Feedback on the experience of the Manufacturing Proximity exhibitors during the last show

Exhibitors at Manufacturing Proximity came to showcase the competitiveness of their pricing, their respect for deadlines and their many quality standards. They also showed how they were innovating. Take the example of the Romanian company Formens which now offers Tech-tailoring, a programme for manufacturing natural, stretch, machine-washable, comfortable and crease-proof suits. “At the moment, the challenge in the market is to offer competitive prices and quality. We have to invest to improve our productivity. Launching a concept like Tech-tailoring illustrates that strategy, because everything is calculated to optimise manufacturing,” explained Osvaldo Pivano from Formens’ sales department.

Eco-responsibility is still the number one demand. “We are asked for fabrics with recycled fibres and in our factory, we have put place a system to collect paper and waste,” explained Kahraman Ünalan from the sales and marketing department of the Turkish group Yelkenci Tekstil, which employs nearly 550 people with an average output of 100 suits per day. Like the other exhibitors, he came to meet new order givers, as his primary market is the UK with representatives of John Lewis and House of Fraser.

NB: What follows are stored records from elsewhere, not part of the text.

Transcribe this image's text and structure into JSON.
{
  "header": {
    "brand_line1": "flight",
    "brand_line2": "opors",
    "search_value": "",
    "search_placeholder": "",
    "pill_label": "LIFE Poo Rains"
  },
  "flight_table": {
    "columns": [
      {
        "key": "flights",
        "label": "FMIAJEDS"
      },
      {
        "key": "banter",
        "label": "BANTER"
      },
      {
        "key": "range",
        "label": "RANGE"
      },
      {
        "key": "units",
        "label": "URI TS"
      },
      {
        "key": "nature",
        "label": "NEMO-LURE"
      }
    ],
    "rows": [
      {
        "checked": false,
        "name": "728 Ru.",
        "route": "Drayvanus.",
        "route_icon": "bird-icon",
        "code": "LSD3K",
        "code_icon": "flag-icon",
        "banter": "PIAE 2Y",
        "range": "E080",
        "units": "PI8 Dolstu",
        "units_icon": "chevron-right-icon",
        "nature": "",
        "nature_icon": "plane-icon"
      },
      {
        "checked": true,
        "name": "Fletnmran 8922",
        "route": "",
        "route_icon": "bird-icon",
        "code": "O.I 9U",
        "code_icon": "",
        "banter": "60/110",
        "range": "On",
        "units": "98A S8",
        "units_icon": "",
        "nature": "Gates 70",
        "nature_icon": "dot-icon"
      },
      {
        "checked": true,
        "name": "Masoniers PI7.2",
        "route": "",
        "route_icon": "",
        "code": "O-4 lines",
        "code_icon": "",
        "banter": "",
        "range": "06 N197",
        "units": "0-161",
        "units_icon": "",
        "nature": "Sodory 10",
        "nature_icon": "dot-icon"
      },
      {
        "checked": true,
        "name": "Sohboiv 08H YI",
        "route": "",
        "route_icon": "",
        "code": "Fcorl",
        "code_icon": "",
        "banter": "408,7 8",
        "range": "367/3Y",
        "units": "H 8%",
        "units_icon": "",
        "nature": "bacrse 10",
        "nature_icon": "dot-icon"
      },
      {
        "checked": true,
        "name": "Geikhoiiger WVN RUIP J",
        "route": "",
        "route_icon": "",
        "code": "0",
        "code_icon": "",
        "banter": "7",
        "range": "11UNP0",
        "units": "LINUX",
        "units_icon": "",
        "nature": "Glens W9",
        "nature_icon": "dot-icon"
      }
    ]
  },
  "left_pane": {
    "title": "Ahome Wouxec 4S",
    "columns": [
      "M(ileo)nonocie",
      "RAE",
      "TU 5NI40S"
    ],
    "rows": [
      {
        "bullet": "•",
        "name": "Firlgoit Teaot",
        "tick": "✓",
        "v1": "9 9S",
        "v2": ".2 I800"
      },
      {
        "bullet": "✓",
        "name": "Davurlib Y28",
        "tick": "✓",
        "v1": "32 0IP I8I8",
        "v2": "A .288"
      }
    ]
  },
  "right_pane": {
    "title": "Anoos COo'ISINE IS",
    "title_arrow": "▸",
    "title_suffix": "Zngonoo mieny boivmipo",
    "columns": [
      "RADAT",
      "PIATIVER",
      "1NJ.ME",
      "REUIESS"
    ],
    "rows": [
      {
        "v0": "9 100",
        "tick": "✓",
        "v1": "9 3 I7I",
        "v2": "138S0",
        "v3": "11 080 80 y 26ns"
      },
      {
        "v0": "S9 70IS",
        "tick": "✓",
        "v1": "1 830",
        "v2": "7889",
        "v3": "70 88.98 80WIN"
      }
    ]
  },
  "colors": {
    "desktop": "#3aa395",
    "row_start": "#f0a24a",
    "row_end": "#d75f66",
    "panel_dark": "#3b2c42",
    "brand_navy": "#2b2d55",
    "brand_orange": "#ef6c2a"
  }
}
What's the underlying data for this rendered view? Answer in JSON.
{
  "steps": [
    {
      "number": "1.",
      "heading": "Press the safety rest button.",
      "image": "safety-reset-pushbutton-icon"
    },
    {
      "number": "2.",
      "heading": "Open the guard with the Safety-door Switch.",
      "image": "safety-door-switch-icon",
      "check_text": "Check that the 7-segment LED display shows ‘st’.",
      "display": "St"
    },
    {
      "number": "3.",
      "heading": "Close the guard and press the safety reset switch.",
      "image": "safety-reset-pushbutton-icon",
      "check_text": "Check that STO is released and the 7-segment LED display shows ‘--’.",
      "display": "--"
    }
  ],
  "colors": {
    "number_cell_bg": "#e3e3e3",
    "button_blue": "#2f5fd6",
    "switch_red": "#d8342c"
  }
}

The trend towards a more casual style of fashion continues to grow. For menswear manufacturers, trousers and jackets as separates are more in demand than business suits. The Turkish group, Gurmen Group can meet that demand. “We are very flexible. We have one factory for suits and another one for more flexible items,” explained Yasemin Demirci, key accounts manager.  The same applies for the Moroccan firm, RL Italy, which confirms that a sportier style of suit is in vogue with its clients. This is good news for the Casablanca-based manufacturer as 80% of its clients are Italian labels looking for more casual cuts, such as jackets with a natural shoulder line.

The same desire for casual style is expressed in womenswear at Öztek, a Turkish company that can manage the entire production cycle from manufacturing fabrics through to the tailoring, dyeing and printing. The Portuguese knitwear specialist, Siena, also notes this demand for leisurewear and sportswear products from its buyers, which range from Zara to Armani.

On the business side, the atmosphere of the show was rather calm, according to certain exhibitors. “But those who have come are really here to do business. It is serious stuff and that’s what makes this show interesting,” observed Mourad Faroumi, in charge of marketing and product development at RM Confection, a Moroccan company which produces jeans and chinos and whose references include not only IKKS but also the designer Paul Smith. Some, like RL Italy, have had some appointments cancelled because of the storm that disrupted air travel. The coronavirus is also in everyone’s mind. “It is a problem because China is the world’s powerhouse, but it is too soon to really know what is going to happen,” was the cautious assessment of Osvaldo Pivano at Formens.